- For the really anal-retentive: “Fifty Tools and Tricks to Revolutionize Your Note-Taking”
- Everyone else: pick one of the the tools described in the link above.
Doug’s Related Posts:
July 27, 2012 Leave a comment
This morning, the ABC affiliate in Tulsa, OK interviewed Doug Geivett and William Lane Craig to talk about the On Guard Conference where they’ll be speaking tonight and all day tomorrow. To see the interview, click here.
If you happen to be in the Tulsa area, try to make it to this conference. Six scholars have come together to offer practical and informative sessions on the evidence for Christian belief:
- Paul Copan
- William Lane Craig
- R. Douglas Geivett
- Guillermo Gonzalez
- Gary R. Habermas
- Mike Licona
Details about time, place, and cost are provided in this brief interview. More information is available at the conference website here.
January 20, 2012 3 Comments
Doug will soon debate atheist philosopher Louise M. Antony at the Barnsdall Gallery Theatre in Los Angeles.
Topic: “Does God Exist?”

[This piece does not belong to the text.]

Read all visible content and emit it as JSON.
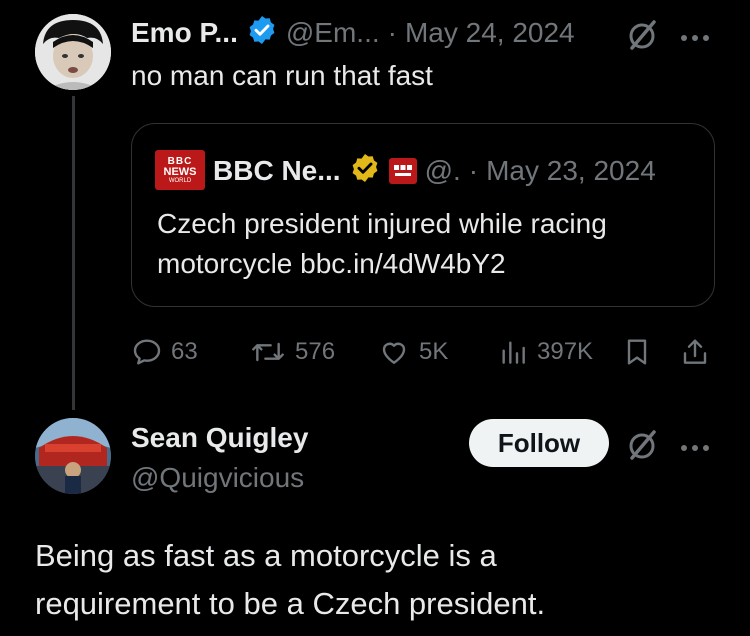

Date: Friday, February 17, 2012
Time: 8:00-10:00 p.m.
Location: Barnsdall Gallery Theatre, 4800 Hollywood Blvd., Los Angeles, CA 90027
Cost: $5.00 for students with student I.D.; $20.00 for the general public
Tickets can be purchased from the Center for Inquiry here.
Louise M. Antony is Professor of Philosophy, University of Massachusetts, Amherst
Program Note: Prior to the debate, at 7:00 p.m., Eddie Tabash (Los Angeles Attorney and Atheist Spokesman), will lecture on the topic “Debating Religion in Public.” Cost of admission to this event is included in the cost for the debate.
January 16, 2012 3 Comments
The next Republican presidential debate is hosted by Fox News tonight in South Carolina (9:00 p.m. eastern time). Doug will be posting his comments on Twitter as the debate unfolds, and sometimes responding to others “tweeting” the debate (e.g., Dick Morris).
This debate will feature “only” five candidates, now that Jon Huntsman has withdrawn.
Follow along here.
January 16, 2012 4 Comments
Some believe that Mitt Romney’s nomination by the Republican party is inevitable, or, for those who hedge their bets ever so slightly, “all but inevitable.” Romney, who knows better than to believe it, hopes they’re right.
“Inevitability” is a state of mind. Getting people to think a Romney nomination is inevitable is a way to ensure that Romney is nominated. That’s the power of perception.
What do you think today, with another debate to happen in less than three hours and the South Carolina primary five days from now? Take this simple poll, and feel free to leave a comment!